(PROBLEM TO SOLVE) From the entries below, copy out every line with "JSON" in it.

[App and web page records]
━━━━━━━━━━

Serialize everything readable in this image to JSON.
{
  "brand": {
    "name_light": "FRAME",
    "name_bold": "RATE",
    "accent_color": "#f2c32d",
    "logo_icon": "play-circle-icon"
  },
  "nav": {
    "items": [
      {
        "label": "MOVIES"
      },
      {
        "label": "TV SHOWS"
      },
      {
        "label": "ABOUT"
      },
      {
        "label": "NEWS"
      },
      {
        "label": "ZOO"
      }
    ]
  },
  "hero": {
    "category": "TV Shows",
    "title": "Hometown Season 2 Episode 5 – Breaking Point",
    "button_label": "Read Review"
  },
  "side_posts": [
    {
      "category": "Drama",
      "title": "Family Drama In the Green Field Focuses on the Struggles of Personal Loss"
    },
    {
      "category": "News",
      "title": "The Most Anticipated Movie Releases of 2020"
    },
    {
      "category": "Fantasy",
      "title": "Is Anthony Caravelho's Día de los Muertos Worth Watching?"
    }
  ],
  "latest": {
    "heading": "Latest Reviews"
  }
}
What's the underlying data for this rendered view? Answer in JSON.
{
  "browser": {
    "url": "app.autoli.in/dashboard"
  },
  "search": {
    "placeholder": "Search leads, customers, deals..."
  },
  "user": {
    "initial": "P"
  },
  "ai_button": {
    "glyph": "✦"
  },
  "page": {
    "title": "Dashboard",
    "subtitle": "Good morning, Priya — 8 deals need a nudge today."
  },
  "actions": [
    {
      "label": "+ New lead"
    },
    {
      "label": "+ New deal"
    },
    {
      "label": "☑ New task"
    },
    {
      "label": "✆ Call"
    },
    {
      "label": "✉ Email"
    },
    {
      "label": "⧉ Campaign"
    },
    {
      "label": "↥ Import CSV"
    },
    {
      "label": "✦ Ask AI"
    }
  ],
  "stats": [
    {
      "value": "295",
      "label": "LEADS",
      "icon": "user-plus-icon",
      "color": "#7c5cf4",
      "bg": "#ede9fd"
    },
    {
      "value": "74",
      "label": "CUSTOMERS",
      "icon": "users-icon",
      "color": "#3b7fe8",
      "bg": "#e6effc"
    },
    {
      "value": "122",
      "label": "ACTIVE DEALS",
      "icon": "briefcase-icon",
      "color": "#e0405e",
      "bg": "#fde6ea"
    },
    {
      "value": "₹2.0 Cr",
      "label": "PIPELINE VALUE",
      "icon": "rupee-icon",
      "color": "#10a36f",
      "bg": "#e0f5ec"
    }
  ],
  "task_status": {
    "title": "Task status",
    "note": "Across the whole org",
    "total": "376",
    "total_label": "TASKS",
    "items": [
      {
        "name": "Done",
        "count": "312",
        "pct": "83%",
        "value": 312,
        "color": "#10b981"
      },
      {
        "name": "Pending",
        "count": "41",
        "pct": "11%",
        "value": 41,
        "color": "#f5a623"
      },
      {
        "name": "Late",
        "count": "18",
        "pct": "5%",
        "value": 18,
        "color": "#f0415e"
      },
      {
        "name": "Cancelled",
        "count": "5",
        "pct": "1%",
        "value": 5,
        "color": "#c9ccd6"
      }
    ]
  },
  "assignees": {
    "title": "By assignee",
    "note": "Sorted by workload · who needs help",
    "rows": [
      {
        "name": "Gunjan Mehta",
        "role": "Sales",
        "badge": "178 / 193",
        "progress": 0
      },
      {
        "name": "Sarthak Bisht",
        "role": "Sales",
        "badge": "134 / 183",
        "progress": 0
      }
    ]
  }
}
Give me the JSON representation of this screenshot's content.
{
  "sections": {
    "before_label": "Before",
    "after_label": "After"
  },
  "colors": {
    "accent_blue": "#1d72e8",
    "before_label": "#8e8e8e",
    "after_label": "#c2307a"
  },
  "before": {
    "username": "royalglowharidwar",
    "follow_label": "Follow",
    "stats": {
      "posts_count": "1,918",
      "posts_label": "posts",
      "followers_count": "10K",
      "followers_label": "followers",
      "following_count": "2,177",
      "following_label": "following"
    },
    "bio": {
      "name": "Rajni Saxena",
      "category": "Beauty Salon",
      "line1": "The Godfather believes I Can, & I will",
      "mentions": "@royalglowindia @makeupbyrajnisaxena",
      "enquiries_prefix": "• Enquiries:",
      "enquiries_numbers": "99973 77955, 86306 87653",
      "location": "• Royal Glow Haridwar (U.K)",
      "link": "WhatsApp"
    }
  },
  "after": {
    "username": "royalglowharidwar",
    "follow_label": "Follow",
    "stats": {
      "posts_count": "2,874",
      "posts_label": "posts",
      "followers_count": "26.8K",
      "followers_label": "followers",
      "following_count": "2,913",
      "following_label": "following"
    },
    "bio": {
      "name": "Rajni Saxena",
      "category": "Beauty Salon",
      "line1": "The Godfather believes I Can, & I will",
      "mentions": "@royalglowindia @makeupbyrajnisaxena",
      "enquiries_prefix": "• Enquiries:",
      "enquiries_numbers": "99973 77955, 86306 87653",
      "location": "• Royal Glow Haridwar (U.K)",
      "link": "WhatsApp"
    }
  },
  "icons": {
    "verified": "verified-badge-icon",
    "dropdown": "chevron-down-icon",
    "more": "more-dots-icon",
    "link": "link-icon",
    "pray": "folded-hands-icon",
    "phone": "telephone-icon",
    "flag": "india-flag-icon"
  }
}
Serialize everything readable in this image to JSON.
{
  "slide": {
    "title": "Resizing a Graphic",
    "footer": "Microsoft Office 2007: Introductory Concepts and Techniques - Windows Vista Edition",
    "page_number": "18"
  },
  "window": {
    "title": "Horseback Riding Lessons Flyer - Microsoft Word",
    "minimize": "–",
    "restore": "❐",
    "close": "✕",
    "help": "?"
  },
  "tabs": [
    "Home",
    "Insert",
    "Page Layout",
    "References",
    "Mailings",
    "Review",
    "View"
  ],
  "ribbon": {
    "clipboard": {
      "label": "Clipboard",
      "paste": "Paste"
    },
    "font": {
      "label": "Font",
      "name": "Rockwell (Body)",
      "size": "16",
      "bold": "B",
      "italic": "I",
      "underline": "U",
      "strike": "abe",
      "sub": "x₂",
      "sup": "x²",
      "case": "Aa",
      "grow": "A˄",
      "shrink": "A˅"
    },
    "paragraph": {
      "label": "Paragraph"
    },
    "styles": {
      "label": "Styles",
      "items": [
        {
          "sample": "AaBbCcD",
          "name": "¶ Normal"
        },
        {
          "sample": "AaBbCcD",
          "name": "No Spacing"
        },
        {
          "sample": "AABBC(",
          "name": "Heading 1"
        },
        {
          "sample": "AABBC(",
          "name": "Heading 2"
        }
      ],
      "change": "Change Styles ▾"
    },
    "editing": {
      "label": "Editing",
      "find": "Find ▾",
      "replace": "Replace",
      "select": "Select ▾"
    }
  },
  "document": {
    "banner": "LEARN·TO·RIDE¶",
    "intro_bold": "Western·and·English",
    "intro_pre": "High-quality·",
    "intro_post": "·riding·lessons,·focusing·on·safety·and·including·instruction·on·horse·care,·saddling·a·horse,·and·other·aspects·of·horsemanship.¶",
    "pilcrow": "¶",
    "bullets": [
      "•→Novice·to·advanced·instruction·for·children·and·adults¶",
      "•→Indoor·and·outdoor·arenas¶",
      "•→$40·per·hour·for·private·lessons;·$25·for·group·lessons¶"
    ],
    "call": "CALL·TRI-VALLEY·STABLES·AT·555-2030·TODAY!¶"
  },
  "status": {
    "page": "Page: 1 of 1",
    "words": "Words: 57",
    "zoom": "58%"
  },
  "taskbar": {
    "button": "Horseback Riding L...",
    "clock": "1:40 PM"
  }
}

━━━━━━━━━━

(RESPONSE BOX)
Serialize everything readable in this image to JSON.
What's the underlying data for this rendered view? Answer in JSON.
Give me the JSON representation of this screenshot's content.
Serialize everything readable in this image to JSON.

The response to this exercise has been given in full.